If it looks like oak furniture is it oak? No, not necessarily. This blog entry is in response to a question and photograph (shown below) sent to me by Jean. She wanted to know if the pieces she bought were old and how to refinish them.
From the late 1890’s until the early 1900’s manufacturers offered this style of furniture as a budget friendly option to furniture made of straight grain oak or quarter-sawn oak. Typically it was made of a secondary softwood that had no grain to speak of. The wood was sawed into planks and sanded smooth. The artificial grain was created with a large roller that was part of the manufacturing process. Once the ink/paint was dry the wood was ready to be made into furniture.
So how can you tell if you have real oak or as they called it then “fumed oak”? (By the way, fumed oak is something totally different but the name stuck.) First you have to take out a drawer. Look at the wood grain in the front of the drawer. Now look inside. Does it match? If not you probably have “fumed oak”. In some cases a thin oak wood veneer might cover the drawer but this is not usually the case with this type of furniture.Now look inside of the body of the piece. Quite often you can see graining on some of the structural boards inside. This wood is grained but not varnished which is another clue. The furniture was varnished only at the end. The rest of the boards inside usually have no graining at all.A final clue: If the colour has been worn away look to see if you can see the grain. If it is very light as in the photo shown below what you have is fumed oak. The oak “grain” has disappeared with the finish.
So now what do you do? Is it worth refinishing?
If the finish is still good it can be touched up using felt pens that match the colours of the wood finish. You simply paint it in according to the surrounding grain. It does take an artistic hand to do this successfully but it can be done. This is what I did in the pieces in the photograph above. If the finish is still reasonable (varnish often cracks or “alligators”) you can seal in the top with a coat of oil based varnish.
If the finish is too far gone you have two choices: You can paint it or you can strip the remaining finish and apply a dark semi opaque stain to the piece. The furniture of this period has very attractive “bones” or shapes. A painted base followed by some sanding creates a wonderful shabby chic, French style look.
If you choose to strip and stain the pieces then be prepared to find mismatched woods underneath. This is why I recommend semi transparent stains. I have seen some pieces that were very poorly refinished. Forget about spending the money to have these pieces professionally stripped and refinished. It’s just not worth the money.

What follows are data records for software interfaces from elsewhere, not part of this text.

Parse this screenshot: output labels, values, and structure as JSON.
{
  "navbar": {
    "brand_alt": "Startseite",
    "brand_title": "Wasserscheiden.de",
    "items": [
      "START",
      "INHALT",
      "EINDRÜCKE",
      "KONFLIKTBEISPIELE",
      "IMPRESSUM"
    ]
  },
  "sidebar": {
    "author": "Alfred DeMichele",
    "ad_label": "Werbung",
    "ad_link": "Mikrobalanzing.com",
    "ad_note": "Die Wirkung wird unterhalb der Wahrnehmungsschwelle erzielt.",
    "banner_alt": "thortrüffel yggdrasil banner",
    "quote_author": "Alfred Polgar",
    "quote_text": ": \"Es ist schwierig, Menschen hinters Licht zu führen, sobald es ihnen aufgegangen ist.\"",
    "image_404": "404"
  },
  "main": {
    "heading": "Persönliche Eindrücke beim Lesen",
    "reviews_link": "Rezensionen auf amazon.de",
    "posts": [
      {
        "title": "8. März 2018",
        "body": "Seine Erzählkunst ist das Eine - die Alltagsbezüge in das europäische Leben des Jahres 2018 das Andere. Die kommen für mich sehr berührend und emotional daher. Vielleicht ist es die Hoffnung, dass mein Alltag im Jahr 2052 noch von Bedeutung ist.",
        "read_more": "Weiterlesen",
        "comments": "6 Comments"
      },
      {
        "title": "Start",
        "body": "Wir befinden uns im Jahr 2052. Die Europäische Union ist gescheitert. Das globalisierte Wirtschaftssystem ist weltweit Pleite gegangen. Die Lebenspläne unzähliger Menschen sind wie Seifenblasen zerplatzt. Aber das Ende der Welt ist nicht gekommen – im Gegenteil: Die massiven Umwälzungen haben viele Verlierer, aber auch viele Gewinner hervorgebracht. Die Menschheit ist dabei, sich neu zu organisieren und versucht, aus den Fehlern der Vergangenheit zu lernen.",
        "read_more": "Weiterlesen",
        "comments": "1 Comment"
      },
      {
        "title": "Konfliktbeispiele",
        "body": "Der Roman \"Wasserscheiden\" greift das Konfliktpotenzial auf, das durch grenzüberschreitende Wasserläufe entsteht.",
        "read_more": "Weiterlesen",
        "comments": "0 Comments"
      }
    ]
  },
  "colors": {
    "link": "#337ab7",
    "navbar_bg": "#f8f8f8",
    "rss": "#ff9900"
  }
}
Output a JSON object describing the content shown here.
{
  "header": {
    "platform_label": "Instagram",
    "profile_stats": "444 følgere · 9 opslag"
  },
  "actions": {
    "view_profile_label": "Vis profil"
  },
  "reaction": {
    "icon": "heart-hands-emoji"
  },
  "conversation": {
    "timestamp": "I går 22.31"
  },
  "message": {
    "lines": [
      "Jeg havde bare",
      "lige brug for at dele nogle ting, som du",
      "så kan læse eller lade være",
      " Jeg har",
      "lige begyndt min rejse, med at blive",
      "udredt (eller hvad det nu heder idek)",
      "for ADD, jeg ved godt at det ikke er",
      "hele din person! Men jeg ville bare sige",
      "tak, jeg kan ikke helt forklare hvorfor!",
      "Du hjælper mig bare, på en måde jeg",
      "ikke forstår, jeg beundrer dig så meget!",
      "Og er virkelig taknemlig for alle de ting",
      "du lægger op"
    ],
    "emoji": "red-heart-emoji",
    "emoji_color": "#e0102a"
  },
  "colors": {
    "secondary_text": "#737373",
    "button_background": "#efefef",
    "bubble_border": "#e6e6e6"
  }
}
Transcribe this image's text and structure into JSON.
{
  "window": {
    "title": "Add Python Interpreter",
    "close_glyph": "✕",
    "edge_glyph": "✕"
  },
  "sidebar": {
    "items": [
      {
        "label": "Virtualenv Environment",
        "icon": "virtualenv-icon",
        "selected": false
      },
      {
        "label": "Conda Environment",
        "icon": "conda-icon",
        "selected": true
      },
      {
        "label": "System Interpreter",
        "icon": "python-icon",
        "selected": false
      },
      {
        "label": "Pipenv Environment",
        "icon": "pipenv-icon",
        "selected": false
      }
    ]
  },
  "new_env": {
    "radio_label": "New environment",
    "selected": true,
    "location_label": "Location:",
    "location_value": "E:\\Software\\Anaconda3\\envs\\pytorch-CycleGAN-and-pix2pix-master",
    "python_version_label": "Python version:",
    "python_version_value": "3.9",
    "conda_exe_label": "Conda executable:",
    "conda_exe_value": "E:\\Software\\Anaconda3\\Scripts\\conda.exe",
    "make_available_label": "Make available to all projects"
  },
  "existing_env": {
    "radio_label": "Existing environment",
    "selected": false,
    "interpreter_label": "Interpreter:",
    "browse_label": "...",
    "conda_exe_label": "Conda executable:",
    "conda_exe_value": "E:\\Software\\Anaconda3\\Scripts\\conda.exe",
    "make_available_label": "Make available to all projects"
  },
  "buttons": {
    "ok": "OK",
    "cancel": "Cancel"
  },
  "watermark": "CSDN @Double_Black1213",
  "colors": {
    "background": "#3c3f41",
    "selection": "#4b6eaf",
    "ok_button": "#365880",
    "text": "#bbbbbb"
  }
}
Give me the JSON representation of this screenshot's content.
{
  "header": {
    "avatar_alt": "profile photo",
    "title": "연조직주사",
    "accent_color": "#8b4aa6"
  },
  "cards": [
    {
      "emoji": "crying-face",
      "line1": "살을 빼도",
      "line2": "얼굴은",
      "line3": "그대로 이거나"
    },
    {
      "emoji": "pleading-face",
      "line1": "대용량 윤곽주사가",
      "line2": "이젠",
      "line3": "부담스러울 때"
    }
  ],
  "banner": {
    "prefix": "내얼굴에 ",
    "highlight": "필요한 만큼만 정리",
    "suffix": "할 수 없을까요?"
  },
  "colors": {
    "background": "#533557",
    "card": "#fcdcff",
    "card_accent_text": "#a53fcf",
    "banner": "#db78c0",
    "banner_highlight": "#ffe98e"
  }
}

So, what if you have some of these pieces in good condition? Well the good news is that so many pieces have suffered serious damage that few pieces survive overall. The tops were especially prone to damage . Rarity is one of the components of the value of antiques and although these pieces will never be in the realm of high priced antiques they have begun to be regarded as “folk furniture”. They are worth taking care of.